March 11March 11 Editorial: After 10 years, what do we know about Pope Francis? (March 10, 2023)

March 10, 2023


After 10 years, what do we know about Pope Francis?

Monday, March 13, 2023, is the 10th anniversary of Pope Francis’ election to the papacy. The Criterion is publishing a series of articles this month marking this milestone. These articles are exploring the Holy Father’s teaching, his outreach to diverse cultures and communities, and his impact on both the Church and the world. Because Pope Francis is a complex, and at times controversial, pastoral leader, readers are encouraged to read these articles carefully in order to better understand the man, and the pope, who is Jorge Mario Borgoglio (Pope Francis).

There is something about Pope Francis that might be called “multivalent” (susceptible of many different interpretations, meanings or applications).

The late Chicago Cardinal Francis E. George once said that Pope Francis communicates using symbolic gestures such as living in the Vatican guest house, washing the feet of prisoners, and speaking in ways that are surprising (“Who am I to judge?”). According to Cardinal George, symbolic gestures can be very powerful and effective, but they often require some clarification to avoid conveying the wrong messages.

Jesus was, of course, the grand master at communicating through symbolic gestures. All of his miracles, and many of his sayings and parables, are multivalent. They teach at many different levels and convey layers of meaning that require prayerful study and the guidance of the Holy Spirit to be fully understood.

Pope Francis is trying to be an authentic missionary disciple of our Lord Jesus Christ and, like Jesus, he has had many successes and some failures. Like his Master, this pope also has many friends and some powerful adversaries.

After 10 years, what do we know about this complex, controversial successor of St. Peter? The articles being published in The Criterion and elsewhere will answer this question in much greater detail, but here are some highlights for our readers’ thoughtful consideration:

Who is Pope Francis? In his own words, at the beginning of his papacy, he told us that he is a sinner. This is true of every human being except Jesus and his Blessed Mother, but it’s an especially significant statement when made by a newly elected pope. I think what the Holy Father was trying to tell us was that he would not be perfect, that he would make mistakes (even significant ones) in his efforts to carry out his mission as the Bishop of Rome (his preferred title).

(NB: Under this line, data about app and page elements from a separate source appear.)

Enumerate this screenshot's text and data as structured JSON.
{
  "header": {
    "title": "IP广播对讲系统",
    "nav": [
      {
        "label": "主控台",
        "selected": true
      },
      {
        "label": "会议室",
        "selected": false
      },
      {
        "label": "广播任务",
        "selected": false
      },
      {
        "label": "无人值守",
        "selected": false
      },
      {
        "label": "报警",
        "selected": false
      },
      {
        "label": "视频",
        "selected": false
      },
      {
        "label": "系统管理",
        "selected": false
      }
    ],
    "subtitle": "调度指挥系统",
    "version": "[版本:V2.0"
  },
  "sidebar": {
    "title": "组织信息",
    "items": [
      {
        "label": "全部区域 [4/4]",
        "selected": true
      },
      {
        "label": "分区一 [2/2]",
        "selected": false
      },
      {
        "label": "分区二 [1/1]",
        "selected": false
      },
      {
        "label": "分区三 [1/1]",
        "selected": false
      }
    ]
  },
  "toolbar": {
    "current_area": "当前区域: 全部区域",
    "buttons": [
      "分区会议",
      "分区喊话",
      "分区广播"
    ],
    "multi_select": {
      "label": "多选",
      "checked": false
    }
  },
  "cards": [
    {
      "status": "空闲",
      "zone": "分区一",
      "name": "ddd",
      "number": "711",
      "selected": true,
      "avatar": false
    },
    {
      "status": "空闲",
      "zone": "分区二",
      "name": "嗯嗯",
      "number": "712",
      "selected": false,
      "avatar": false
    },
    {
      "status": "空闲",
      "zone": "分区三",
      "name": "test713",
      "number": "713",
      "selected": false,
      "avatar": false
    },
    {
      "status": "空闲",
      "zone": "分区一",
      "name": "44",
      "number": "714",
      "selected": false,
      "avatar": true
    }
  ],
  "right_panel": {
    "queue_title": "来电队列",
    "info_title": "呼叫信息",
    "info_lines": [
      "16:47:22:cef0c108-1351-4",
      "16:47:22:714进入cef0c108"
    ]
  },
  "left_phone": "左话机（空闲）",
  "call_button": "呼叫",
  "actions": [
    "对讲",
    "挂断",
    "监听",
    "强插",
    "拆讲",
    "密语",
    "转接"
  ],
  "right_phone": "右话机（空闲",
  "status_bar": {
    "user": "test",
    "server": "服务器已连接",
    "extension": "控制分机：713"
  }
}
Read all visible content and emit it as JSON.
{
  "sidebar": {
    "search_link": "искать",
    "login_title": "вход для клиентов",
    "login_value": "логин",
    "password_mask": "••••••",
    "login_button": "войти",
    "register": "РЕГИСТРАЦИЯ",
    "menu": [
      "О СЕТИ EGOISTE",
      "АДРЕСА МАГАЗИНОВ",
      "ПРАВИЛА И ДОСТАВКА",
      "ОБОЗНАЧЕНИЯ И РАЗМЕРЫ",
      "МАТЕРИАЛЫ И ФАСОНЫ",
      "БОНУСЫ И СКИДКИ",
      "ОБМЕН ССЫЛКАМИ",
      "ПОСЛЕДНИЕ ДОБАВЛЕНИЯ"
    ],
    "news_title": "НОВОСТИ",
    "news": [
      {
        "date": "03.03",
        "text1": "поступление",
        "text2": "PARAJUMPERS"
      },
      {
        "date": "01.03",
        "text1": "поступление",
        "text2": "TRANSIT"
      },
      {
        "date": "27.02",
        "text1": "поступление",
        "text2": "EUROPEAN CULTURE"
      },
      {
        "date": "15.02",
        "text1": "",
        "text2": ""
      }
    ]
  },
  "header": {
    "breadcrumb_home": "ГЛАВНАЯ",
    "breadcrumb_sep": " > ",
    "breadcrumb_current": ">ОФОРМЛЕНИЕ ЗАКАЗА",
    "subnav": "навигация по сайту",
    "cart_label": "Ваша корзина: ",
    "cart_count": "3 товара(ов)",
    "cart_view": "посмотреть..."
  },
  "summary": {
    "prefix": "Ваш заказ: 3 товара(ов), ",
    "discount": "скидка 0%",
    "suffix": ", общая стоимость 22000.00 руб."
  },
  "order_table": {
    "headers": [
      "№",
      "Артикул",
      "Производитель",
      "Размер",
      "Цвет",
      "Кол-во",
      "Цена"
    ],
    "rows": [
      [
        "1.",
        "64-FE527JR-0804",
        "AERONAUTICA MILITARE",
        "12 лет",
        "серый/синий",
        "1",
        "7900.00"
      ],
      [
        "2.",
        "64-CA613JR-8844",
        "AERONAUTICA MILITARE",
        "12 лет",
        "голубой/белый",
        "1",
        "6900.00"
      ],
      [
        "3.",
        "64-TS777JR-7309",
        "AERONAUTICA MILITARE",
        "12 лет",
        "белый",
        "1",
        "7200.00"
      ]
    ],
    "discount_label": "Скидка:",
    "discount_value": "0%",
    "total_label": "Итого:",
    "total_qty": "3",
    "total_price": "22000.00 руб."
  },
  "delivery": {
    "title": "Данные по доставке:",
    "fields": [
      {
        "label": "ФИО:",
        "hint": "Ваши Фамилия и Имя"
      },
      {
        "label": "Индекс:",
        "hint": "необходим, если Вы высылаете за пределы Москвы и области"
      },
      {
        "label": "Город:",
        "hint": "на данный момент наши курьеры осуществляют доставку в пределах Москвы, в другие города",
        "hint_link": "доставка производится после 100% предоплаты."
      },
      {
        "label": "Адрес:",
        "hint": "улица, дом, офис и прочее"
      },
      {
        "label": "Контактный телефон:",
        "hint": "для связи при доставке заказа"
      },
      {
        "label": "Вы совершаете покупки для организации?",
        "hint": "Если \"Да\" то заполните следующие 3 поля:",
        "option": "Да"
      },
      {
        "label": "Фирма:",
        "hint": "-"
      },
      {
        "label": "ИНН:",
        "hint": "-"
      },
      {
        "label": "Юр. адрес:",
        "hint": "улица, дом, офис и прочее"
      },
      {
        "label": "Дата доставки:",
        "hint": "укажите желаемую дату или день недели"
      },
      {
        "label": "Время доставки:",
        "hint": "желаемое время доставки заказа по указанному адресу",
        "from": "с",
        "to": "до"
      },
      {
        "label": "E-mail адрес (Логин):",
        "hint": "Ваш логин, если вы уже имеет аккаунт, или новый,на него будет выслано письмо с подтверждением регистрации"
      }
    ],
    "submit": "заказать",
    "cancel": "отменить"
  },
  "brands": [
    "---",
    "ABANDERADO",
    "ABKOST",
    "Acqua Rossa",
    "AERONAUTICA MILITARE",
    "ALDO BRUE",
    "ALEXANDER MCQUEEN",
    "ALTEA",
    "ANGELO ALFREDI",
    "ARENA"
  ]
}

Pope Francis also told us early in his papacy that he is “a man of the Church.” His mission is to serve the Church, not to be served by it. Those who fear he will make changes that are untrue to the Church’s authentic teachings and traditions should have no fear. Yes, Pope Francis knows how to rock the boat, and to scrape away the barnacles that are attached to the barque of St. Peter, but he has promised not to interfere with the essential mission and identity of the Church he was chosen to serve as its chief shepherd and teacher.

We also know that Pope Francis has deep compassion for the poor, migrants, and those who have been relegated to the margins (the peripheries) of our society. We know that he grieves for families who are suffering from the horrors of war and injustice. And we know that this Holy Father can be intolerant of what he considers rigid or ideological positions that build walls instead of bridges among God’s people.

We also know that Pope Francis has a definite bias in favor of action, and that he deplores the kind of Christian behavior that is self-serving and, as he says, self-referential (“naval gazing”). This pope never tires of urging us to “get off our comfortable couches” and go out to meet people in need where they are.

One of his most striking images of the Church is that of a “field hospital” on the field of battle, caring for the wounded in mind, body and spirit regardless of where they are or what the conditions might be. Perhaps his most startling image is of pastors who have “the smell of their sheep” because they are with them, accompanying them, in all the significant moments of their lives.

Who is Pope Francis? He is the man sent to us by the Holy Spirit at this particular moment in the Church’s history. He is a gift from God called to unsettle the settled and to settle the unsettled. May God continue to bless Pope Francis in his life and mission.

Ad multos annos!

—Daniel Conway

Local site Links:

Like this story? Then share it!